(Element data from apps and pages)
--
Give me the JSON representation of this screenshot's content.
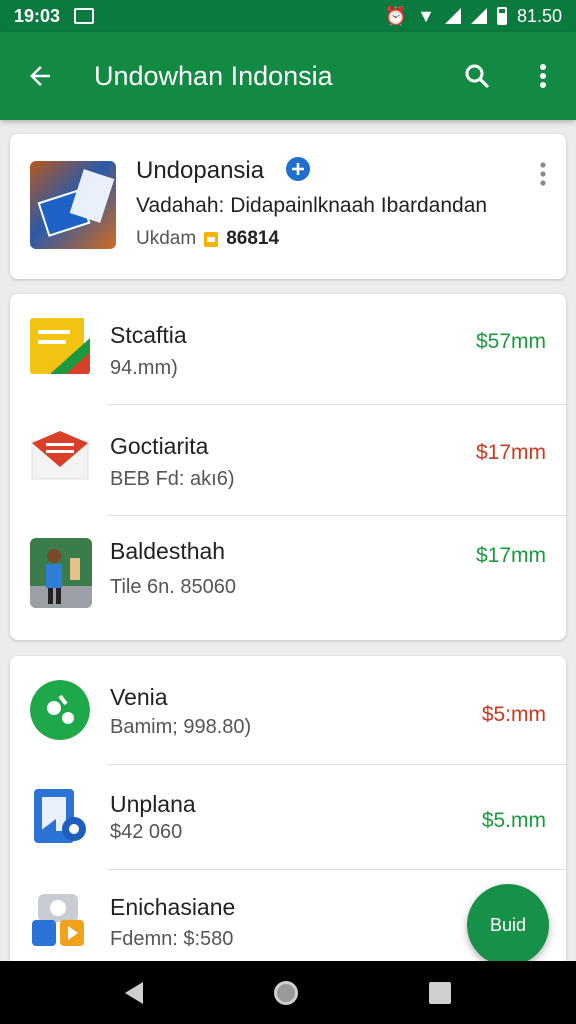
{
  "status": {
    "time": "19:03",
    "battery": "81.50"
  },
  "header": {
    "title": "Undowhan Indonsia"
  },
  "featured": {
    "name": "Undopansia",
    "description": "Vadahah: Didapainlknaah Ibardandan",
    "meta_label": "Ukdam",
    "meta_value": "86814"
  },
  "group1": [
    {
      "label": "Stcaftia",
      "sub": "94.mm)",
      "price": "$57mm",
      "price_color": "#1a9a3d"
    },
    {
      "label": "Goctiarita",
      "sub": "BEB Fd: akı6)",
      "price": "$17mm",
      "price_color": "#c8391f"
    },
    {
      "label": "Baldesthah",
      "sub": "Tile 6n. 85060",
      "price": "$17mm",
      "price_color": "#1a9a3d"
    }
  ],
  "group2": [
    {
      "label": "Venia",
      "sub": "Bamim; 998.80)",
      "price": "$5:mm",
      "price_color": "#c8391f"
    },
    {
      "label": "Unplana",
      "sub": "$42 060",
      "price": "$5.mm",
      "price_color": "#1a9a3d"
    },
    {
      "label": "Enichasiane",
      "sub": "Fdemn: $:580",
      "price": "",
      "price_color": "#1a9a3d"
    }
  ],
  "fab": {
    "label": "Buid"
  }
}
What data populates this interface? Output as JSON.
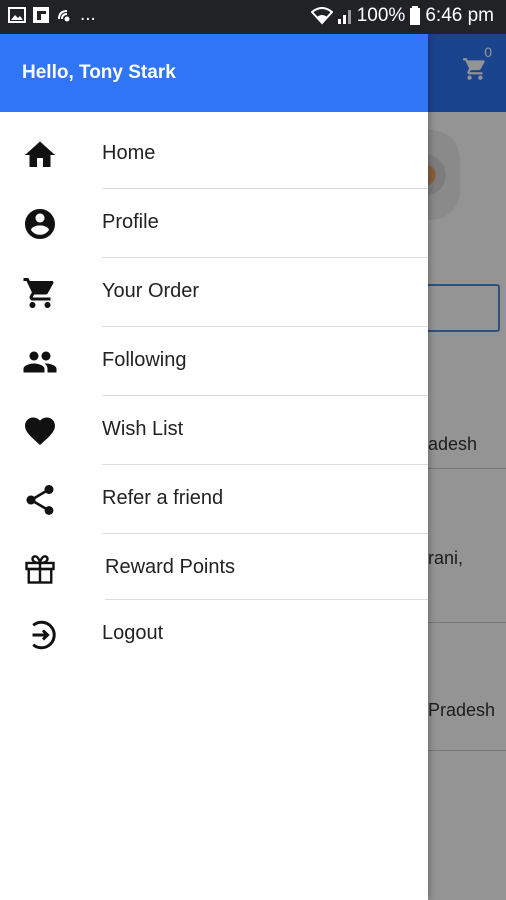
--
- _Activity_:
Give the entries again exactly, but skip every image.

- _Response below_:
Give me the JSON representation of this screenshot's content.
{
  "status": {
    "time": "19:03",
    "battery": "81.50"
  },
  "header": {
    "title": "Undowhan Indonsia"
  },
  "featured": {
    "name": "Undopansia",
    "description": "Vadahah: Didapainlknaah Ibardandan",
    "meta_label": "Ukdam",
    "meta_value": "86814"
  },
  "group1": [
    {
      "label": "Stcaftia",
      "sub": "94.mm)",
      "price": "$57mm",
      "price_color": "#1a9a3d"
    },
    {
      "label": "Goctiarita",
      "sub": "BEB Fd: akı6)",
      "price": "$17mm",
      "price_color": "#c8391f"
    },
    {
      "label": "Baldesthah",
      "sub": "Tile 6n. 85060",
      "price": "$17mm",
      "price_color": "#1a9a3d"
    }
  ],
  "group2": [
    {
      "label": "Venia",
      "sub": "Bamim; 998.80)",
      "price": "$5:mm",
      "price_color": "#c8391f"
    },
    {
      "label": "Unplana",
      "sub": "$42 060",
      "price": "$5.mm",
      "price_color": "#1a9a3d"
    },
    {
      "label": "Enichasiane",
      "sub": "Fdemn: $:580",
      "price": "",
      "price_color": "#1a9a3d"
    }
  ],
  "fab": {
    "label": "Buid"
  }
}
What data populates this interface? Output as JSON.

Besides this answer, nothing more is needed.